In addition to the globalisation of production, technological innovations have also facilitated the globalisation of markets. Low-cost global communications networks such as the World Wide Web are helping to create electronic global market places. Low-cost transportation has made it more economical to ship products around the world, thereby helping to create global markets. (Kew & Stredwick 2005, p.62)
Toyota has introduced new technologies including one of the first mass-produced hybrid gas-electric vehicles, of which it says it has sold 1 million globally, Advanced Parking Guidance System (automatic parking), a four-speed electronically controlled automatic with buttons for power and economy shifting, and an eight-speed automatic transmission. Toyota, and Toyota-produced Lexus and Scion automobiles, consistently rank near the top in certain quality and reliability surveys, primarily J.D. Power and Consumer Reports. (Toyota Motor, 2009)
In 2005, Toyota(2009), combined with its half-owned subsidiary Daihatsu Motor Company, produced 8.54 million vehicles, about 500,000 fewer than the number produced by GM that year. Toyota has a large market share in the United States, but a small market share in Europe. It also sells vehicles in Africa and is a market leader in Australia. Due to its Daihatsu subsidiary it has significant market shares in several fast-growing Southeast Asian countries.

3. Conclusion
The world economy is becoming more global, the globalisation of markets implies that national markets are merging into one huge marketplace. The globalisation of production implies that firms are basing individual production activities at the optimal world locations for the particular activities. There are two factors seem to underlie the trend toward globalisation: declining trade barriers and changes in technologies.

Reference list:
Fisher G., Hughes R., Griffin R., & Pustay M. 2006, ???International Business: managing in the Asia-Pacific???, 3rd edi, Pearson, Frenchs Forest, NSW
Griffin R.W. & Pustay M.W. 1999, ???International Business: a Managerial Perspective???, 2nd edi,
Addison-Wesley, New York
Kew J. & Stredwick J. 2005, ???Business Environment???, 2nd edi, CIPD, London

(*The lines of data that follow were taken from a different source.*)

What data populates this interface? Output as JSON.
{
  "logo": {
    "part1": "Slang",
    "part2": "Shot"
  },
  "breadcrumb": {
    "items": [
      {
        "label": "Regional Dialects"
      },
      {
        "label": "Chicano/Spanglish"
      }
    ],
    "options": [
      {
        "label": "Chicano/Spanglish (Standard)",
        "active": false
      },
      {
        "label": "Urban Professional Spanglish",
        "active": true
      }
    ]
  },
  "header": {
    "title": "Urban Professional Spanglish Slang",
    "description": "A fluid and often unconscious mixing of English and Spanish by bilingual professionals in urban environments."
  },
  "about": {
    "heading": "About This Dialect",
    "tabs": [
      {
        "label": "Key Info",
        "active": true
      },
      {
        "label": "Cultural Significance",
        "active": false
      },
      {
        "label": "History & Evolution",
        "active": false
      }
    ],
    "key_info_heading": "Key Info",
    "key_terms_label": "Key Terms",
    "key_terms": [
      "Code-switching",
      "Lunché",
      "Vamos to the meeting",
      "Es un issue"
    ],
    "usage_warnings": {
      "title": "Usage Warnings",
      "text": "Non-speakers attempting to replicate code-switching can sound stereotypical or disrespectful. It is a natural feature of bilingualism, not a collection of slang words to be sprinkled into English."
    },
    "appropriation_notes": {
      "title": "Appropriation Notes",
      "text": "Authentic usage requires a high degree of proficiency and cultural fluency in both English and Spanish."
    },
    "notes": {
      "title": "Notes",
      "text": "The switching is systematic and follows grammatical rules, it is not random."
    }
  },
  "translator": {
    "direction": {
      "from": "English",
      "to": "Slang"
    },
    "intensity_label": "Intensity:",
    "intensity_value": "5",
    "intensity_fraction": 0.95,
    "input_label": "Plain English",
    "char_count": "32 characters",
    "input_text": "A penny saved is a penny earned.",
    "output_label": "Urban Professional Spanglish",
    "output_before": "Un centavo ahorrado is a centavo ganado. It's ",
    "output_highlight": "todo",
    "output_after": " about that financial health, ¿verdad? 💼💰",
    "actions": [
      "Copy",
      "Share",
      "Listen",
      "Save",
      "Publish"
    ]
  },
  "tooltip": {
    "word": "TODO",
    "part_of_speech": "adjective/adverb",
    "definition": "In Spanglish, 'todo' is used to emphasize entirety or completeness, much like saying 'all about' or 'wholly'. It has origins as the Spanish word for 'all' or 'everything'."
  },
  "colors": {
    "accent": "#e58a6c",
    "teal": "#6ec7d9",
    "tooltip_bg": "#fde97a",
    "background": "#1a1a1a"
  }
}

Meyer A. D., Mar P.C.M, Richter F. & Williamson P. 2005, ???Global Future???, John Wiley& Son Pte Ltd, Singapore
Toyota Motor, 2009, ???Toyota: Moving forward???, viewed 25th Aug 2009, < http://www.toyota.com/>